## Work order
Among the entries that follow, count the lines that contain the word "letter" and say how many there are, writing nothing else.

[Web page and app entries]
----------------------------------------

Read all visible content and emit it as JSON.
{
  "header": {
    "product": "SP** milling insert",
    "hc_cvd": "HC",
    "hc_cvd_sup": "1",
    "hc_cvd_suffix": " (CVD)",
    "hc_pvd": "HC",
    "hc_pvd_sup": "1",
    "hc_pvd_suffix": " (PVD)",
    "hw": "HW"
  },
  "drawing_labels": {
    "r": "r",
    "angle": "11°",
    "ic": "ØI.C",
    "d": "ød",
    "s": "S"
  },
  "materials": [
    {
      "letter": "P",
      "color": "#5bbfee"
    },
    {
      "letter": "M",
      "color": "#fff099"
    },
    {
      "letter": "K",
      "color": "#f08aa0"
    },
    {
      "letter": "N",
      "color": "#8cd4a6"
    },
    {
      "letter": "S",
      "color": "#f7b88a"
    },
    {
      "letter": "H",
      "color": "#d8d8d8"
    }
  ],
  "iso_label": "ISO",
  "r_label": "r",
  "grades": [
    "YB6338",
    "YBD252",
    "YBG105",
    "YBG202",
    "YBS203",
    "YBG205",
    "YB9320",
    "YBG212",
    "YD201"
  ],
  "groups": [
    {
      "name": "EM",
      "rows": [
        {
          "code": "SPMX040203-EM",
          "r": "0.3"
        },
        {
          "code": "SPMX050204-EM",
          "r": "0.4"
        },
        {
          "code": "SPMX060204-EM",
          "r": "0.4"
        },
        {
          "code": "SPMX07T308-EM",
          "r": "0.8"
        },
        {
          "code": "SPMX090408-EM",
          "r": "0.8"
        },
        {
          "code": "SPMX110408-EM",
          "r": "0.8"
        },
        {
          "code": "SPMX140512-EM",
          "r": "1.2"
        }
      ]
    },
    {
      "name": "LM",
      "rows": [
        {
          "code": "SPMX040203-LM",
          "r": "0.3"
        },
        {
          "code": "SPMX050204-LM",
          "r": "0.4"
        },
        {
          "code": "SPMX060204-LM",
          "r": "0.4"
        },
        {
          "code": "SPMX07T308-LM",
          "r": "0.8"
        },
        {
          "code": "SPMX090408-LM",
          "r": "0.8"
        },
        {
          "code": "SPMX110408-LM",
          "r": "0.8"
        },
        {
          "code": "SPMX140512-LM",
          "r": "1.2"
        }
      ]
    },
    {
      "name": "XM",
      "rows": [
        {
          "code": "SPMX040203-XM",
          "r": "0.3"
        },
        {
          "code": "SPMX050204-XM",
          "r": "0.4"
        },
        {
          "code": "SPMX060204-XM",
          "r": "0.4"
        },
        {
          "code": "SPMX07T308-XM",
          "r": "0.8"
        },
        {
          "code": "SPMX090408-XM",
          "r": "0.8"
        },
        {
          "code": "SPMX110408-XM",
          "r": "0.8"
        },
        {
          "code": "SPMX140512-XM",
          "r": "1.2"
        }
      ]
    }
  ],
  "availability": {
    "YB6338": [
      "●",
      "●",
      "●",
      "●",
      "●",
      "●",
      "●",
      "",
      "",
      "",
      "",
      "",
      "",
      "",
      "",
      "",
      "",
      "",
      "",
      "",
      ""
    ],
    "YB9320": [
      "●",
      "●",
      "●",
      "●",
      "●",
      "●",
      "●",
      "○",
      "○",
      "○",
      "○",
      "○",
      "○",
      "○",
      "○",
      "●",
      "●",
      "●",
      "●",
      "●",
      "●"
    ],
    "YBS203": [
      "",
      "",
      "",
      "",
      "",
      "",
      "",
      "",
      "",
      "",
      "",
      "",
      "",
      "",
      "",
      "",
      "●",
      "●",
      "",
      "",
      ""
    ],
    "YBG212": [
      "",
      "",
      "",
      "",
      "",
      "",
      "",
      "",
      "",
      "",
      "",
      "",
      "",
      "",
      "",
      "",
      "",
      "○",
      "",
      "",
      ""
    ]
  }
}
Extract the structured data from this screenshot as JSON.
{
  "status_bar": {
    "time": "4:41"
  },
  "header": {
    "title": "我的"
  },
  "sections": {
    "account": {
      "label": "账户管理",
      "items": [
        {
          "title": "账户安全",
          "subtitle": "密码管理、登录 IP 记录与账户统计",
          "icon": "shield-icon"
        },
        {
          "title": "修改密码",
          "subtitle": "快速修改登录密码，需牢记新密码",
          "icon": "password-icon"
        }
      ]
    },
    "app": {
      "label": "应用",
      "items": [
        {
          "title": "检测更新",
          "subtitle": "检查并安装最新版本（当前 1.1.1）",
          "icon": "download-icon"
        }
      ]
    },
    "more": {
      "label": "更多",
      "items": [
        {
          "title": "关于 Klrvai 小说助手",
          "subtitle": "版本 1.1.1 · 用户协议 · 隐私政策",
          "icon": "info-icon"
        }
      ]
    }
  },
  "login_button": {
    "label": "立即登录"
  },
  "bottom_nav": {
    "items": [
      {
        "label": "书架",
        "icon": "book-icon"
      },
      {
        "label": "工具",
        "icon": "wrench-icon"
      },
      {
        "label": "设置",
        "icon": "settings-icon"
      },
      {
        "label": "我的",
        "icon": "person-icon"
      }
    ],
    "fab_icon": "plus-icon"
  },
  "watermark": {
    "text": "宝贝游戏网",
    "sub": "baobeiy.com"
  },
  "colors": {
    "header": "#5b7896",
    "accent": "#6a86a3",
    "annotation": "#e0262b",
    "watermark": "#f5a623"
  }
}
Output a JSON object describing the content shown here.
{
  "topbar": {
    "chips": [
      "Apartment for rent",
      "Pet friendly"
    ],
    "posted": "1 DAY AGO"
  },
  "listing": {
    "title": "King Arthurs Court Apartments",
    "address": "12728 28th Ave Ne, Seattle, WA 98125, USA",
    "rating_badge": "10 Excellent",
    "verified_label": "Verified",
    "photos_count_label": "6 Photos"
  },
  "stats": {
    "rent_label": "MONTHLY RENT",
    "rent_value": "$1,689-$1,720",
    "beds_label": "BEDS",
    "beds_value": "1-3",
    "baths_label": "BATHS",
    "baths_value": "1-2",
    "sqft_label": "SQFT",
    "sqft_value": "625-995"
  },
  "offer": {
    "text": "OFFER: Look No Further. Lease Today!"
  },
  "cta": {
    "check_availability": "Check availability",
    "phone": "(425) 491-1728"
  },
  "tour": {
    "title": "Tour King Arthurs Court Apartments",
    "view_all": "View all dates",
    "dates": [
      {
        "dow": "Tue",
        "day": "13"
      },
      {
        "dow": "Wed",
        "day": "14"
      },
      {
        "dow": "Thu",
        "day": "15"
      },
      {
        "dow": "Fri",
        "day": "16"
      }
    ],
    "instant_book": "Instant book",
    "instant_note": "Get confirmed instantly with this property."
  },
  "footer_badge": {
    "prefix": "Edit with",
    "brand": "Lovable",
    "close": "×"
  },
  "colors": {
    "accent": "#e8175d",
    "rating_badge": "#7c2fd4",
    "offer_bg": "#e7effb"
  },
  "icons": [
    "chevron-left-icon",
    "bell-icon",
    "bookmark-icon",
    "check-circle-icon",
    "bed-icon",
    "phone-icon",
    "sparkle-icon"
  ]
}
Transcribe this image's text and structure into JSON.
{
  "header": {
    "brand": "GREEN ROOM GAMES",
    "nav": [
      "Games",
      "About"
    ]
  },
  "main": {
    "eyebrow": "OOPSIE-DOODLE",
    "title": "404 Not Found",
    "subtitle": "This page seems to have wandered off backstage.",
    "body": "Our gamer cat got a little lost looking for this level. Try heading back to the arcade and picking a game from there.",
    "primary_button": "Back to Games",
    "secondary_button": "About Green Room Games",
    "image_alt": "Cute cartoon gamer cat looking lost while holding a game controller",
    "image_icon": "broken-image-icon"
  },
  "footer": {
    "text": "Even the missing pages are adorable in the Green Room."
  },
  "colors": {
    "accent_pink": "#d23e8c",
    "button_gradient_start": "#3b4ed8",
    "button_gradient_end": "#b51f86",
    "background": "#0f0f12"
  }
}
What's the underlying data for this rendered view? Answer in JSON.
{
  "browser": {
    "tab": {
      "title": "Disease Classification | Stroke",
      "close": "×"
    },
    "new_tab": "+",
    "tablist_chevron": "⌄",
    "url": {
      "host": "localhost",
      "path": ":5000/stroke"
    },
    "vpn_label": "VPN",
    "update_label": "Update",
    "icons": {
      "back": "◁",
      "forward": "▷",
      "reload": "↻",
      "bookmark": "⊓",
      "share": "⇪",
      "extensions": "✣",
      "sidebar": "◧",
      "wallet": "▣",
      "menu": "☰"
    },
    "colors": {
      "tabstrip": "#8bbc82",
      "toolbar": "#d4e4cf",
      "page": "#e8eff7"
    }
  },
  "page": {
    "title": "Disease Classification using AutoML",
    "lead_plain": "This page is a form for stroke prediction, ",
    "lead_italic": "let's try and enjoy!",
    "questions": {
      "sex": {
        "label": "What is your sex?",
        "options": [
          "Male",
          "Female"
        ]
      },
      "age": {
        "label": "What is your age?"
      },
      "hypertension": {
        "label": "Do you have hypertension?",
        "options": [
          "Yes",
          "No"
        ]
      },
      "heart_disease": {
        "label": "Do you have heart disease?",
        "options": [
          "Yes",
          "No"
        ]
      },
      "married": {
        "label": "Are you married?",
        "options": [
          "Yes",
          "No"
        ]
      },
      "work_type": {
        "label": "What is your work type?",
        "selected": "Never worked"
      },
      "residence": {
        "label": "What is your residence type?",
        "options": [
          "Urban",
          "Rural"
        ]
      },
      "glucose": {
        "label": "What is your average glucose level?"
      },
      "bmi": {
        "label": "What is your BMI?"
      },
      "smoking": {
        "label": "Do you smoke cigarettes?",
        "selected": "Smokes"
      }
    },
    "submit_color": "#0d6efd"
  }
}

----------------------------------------

## Task output
6